Not Performing Oil Checks and Changes
Oil changes are a relatively cheap security measure for your car, ranging anywhere between ten to forty dollars, with many auto repair shops offering frequent discounts or coupons. However, one of the most common and costliest mistakes drivers make is to extend an oil change past the recommended date. The ultimate guide to reference is your owner’s manual, which provides exact mileage or monthly estimates for oil changes. Ignoring the manual’s guidelines could mean permanent engine damage, and replacing an engine often straddles the cost line of replacing the car entirely.
Beyond regular oil changes, checking oil level every few weeks also proves essential for damage control. If you notice your engine is burning up or losing oil rapidly, you should immediately take your car to a mechanic. Engines require lubrication, and a dried out engine either from worn out oil or low oil is a surefire way to ruin a car.
Ignoring Brake Damage
If braking emits a loud squeal, there’s definitely a problem. To be precise, it’s time to replace your disc-brake pads. Worn brake pads make driving dangerous through lowered effectiveness while enabling rotor damage from the friction. Replacing brake pads can cost up to $250. Most pads last about 20-25,000 miles. When you take your car for tire rotation (important for full tread life), ask the mechanic to check your brake pads, as well.

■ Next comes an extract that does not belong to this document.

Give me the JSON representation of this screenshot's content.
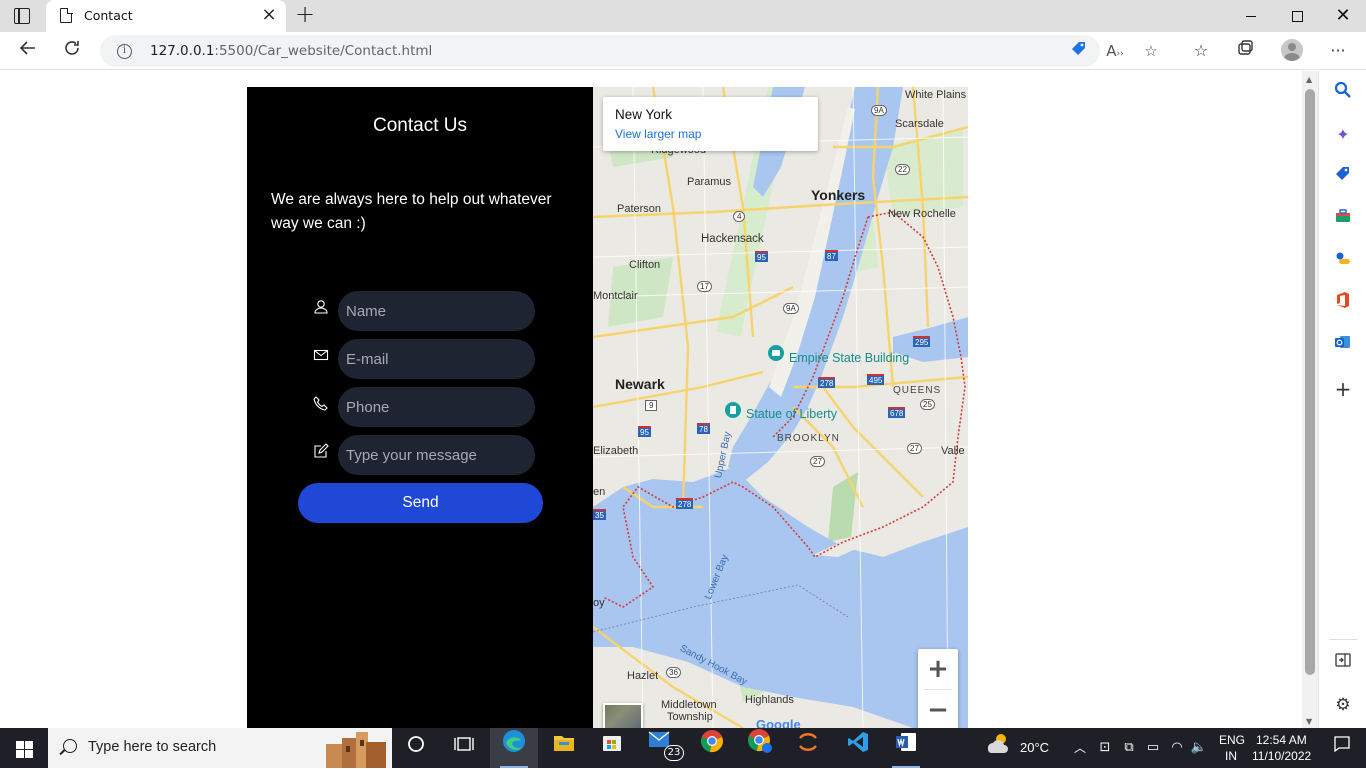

Not Checking Tire Pressure
Another place where your owner’s manual comes in handy is for tire pressure checking rates. Tires potentially lose a few pounds of pressure a month so it’s advised to check tires each month, and even check earlier than the owner manual’s recommended check times. Keep a tire pressure gauge in your car at all times, and especially check prior to any long trips.
Low tire pressure not only causes dangerous blowouts, requiring a new tire purchase, but decreases fuel economy, shortens a tire’s lifespan, and inhibits handling.
Driving in Grime
It’s easy for dirt, salt, and the natural elements to erode the finish of a car, once again compromising the car’s value quickly. Besides a necessary paint job, dirt affects visibility and clogs or deteriorates window seals, sometimes causing internal flooding. If you don’t want to spend money on a car wash, invest in a good car sponge and soap from an auto retail store to self-clean your vehicle at least once every month or as needed.
The interior requires just as mention hygienic attention. Leaving garbage and food wrappers in a car allow for fungi and insect breeding. Opt for a detailing job bi-weekly or monthly or wipe down, lather, and vacuum the interior yourself. It’s an easy practice that ensures a pleasant driving environment and maintains a higher selling value.
Whether chalking it up to first-time ownership, or simply forgetting car needs in the tangle of daily multiple responsibilities, it’s essential not to let car maintenance fall to the wayside. Keep your car’s value high and make the most of what you pay for transportation.